The Parliament’s Budgetary Office which oversees the implementation of the budget and provides guidance, said in a report that capital controls have taken a heavy toll on the economy and warned against any further delay in the implementation of the Greek bailout program.
In criticism to the Finance Ministry, the Budgetary Office says the government should refrain from hiking taxes as this will heavily affect the economy. It also forecasts that the economy will be strictly supervised by international creditors for the next years and that even a new credit line may be required as early as 2018 to keep the economy on track.
The report says 2015 was “problematic” for the economy and perplexed a series of problems while highlighting the danger of fresh fiscal deficits being created in 2016 which will create the need for fresh painful measures.
The Office says social security reform must not be delayed any further as it will bring about harsher austerity measures affecting consistent tax-payers as well as burden future generations. The report strongly criticizes the Labor ministry’s plan for social security reform, saying it “raises many questions”.
Numbers don’t add up
The report comes as the high ranking “quadriga” officials are imminently expected in Athens to review the bailout program while the government is still in talks with professional groups who are protesting social security reform.
According to reports in the Greek press, Greece’s creditors maintain that the government’s numbers “don’t add up” and, as a result, the bailout review will not be concluded before the end of March – despite the government’s intentions to wrap it up in February – since there are many difficult issues unresolved besides pension reform.
Labor Minister Giorgos Katrougalos is expected to present the Greek plan to the European Parliament in Brussels on Wednesday.

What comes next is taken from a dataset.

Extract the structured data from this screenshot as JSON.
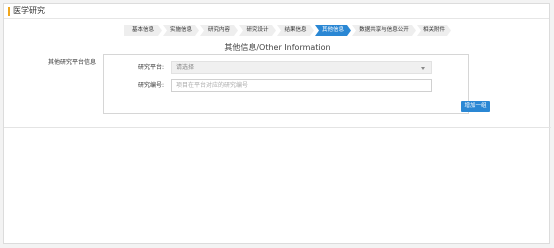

According to the minister, the government has completely quantified its proposal for social security reform up to 2019. Athens would like to table the relevant bill in parliament in February, allowing the bailout review conclusion to follow; if creditors agree with the plan remains to be seen.
Meanwhile, farmers decided to continue their mobilizations against the government’s social security reform plans demanding that it is entirely withdrawn before they agree to engage in dialogue with A. Tsipras.